Internships expose students to actual criminal justice agency practices and in some cases have resulted in future employment. Students will engage in a wide variety of tasks, depending on the particular internship.



Students who pursue the Associate of Applied Arts and Sciences Degree are required to take CrimJ273 which is an internship with a law enforcement agency or other agency doing criminal justice related work. Shoreline criminal justice faculty advisors have secured internships for its students in police departments, sheriff's offices, adult corrections facilities, public defender's offices, prosecuting attorneys offices, social service agencies, municipal courts, juvenile court, juvenile detention facilities, private investigators, the U.S. Border Patrol and the Washington State Department of Fish and Wildlife to name just a few.


Students in the AAAS program should plan to take CrimJ 273 during the winter or spring quarter of their second year at Shoreline, after notifying the program director at least one quarter in advance of their intention to pursue an internship.

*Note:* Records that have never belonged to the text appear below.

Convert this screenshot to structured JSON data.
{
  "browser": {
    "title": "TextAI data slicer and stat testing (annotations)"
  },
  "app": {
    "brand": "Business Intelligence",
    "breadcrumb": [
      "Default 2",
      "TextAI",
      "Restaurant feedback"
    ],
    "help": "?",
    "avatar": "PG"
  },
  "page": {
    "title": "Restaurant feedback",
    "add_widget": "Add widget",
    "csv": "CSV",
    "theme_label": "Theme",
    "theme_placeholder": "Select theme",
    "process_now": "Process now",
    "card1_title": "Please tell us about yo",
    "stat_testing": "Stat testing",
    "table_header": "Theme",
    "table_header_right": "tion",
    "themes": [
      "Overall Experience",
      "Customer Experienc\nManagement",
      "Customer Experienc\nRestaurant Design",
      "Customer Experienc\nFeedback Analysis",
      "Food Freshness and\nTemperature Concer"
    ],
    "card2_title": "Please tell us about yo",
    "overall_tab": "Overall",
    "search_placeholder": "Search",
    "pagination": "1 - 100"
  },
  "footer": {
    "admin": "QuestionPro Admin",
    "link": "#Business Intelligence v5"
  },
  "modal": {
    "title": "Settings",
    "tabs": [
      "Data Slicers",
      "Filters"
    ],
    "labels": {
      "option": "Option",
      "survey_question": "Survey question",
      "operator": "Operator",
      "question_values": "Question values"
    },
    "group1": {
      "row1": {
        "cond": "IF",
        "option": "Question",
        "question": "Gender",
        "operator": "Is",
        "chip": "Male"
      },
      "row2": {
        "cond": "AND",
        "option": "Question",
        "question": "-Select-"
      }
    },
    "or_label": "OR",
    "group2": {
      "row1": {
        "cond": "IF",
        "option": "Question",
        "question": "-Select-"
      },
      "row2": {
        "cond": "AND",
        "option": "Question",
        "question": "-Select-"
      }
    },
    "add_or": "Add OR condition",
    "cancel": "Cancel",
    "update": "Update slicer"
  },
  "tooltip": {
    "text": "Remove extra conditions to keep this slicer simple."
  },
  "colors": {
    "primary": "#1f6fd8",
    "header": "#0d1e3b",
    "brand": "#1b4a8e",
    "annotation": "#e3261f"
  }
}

This allows for time to arrange for a suitable match between the student and an agency providing internship opportunities. 


Students applying for an internship will be required to undergo a background check—including a polygraph examination—by the involved agency. In some cases, the student might be required to pay a fee for this service. Any previous history of criminal activity will usually disqualify a student from participating. Students preparing for a career in criminal justice should know that any felony convictions automatically disqualifies a person from being hired as a sworn law enforcement officer in the United States. It also will usually hinder gaining employment even as a civilian in the law enforcement field. Students who have a significant history of drug use, a poor driving record, a poor credit history or a criminal record should think twice about investing significant time and money into a criminal justice degree. If students have concerns in this area, they should consult with a criminal justice advisor.